YOUR OBJECTIVE:
Each of the entries beneath this task should be written out exactly.

LISTED ENTRIES:
★ ★ ★ ★ ★
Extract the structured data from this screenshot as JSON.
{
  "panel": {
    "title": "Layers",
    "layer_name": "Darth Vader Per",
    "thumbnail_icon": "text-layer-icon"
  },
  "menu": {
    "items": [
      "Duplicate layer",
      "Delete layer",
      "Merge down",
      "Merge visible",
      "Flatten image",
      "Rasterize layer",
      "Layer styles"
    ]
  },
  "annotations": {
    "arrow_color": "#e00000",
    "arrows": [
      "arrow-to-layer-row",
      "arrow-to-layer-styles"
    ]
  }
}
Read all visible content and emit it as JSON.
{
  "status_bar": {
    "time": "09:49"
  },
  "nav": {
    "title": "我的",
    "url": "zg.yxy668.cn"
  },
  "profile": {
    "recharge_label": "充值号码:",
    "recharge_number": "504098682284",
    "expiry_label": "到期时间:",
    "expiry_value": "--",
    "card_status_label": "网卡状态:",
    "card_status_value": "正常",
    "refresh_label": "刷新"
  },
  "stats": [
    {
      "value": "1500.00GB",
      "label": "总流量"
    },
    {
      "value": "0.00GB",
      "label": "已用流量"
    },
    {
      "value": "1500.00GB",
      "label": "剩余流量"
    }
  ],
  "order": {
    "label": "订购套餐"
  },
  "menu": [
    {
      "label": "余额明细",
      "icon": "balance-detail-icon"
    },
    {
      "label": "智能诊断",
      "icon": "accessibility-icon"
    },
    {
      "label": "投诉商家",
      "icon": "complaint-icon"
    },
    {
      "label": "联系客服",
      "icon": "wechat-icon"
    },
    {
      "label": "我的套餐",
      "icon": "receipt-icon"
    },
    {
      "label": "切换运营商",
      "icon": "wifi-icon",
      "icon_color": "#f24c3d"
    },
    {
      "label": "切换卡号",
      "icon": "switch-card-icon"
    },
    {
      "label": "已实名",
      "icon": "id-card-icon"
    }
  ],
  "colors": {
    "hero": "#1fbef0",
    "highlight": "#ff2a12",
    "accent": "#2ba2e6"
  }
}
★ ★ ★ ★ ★
PROBLEM SOLUTION:
Extract the structured data from this screenshot as JSON.
{
  "panel": {
    "title": "Layers",
    "layer_name": "Darth Vader Per",
    "thumbnail_icon": "text-layer-icon"
  },
  "menu": {
    "items": [
      "Duplicate layer",
      "Delete layer",
      "Merge down",
      "Merge visible",
      "Flatten image",
      "Rasterize layer",
      "Layer styles"
    ]
  },
  "annotations": {
    "arrow_color": "#e00000",
    "arrows": [
      "arrow-to-layer-row",
      "arrow-to-layer-styles"
    ]
  }
}
Read all visible content and emit it as JSON.
{
  "status_bar": {
    "time": "09:49"
  },
  "nav": {
    "title": "我的",
    "url": "zg.yxy668.cn"
  },
  "profile": {
    "recharge_label": "充值号码:",
    "recharge_number": "504098682284",
    "expiry_label": "到期时间:",
    "expiry_value": "--",
    "card_status_label": "网卡状态:",
    "card_status_value": "正常",
    "refresh_label": "刷新"
  },
  "stats": [
    {
      "value": "1500.00GB",
      "label": "总流量"
    },
    {
      "value": "0.00GB",
      "label": "已用流量"
    },
    {
      "value": "1500.00GB",
      "label": "剩余流量"
    }
  ],
  "order": {
    "label": "订购套餐"
  },
  "menu": [
    {
      "label": "余额明细",
      "icon": "balance-detail-icon"
    },
    {
      "label": "智能诊断",
      "icon": "accessibility-icon"
    },
    {
      "label": "投诉商家",
      "icon": "complaint-icon"
    },
    {
      "label": "联系客服",
      "icon": "wechat-icon"
    },
    {
      "label": "我的套餐",
      "icon": "receipt-icon"
    },
    {
      "label": "切换运营商",
      "icon": "wifi-icon",
      "icon_color": "#f24c3d"
    },
    {
      "label": "切换卡号",
      "icon": "switch-card-icon"
    },
    {
      "label": "已实名",
      "icon": "id-card-icon"
    }
  ],
  "colors": {
    "hero": "#1fbef0",
    "highlight": "#ff2a12",
    "accent": "#2ba2e6"
  }
}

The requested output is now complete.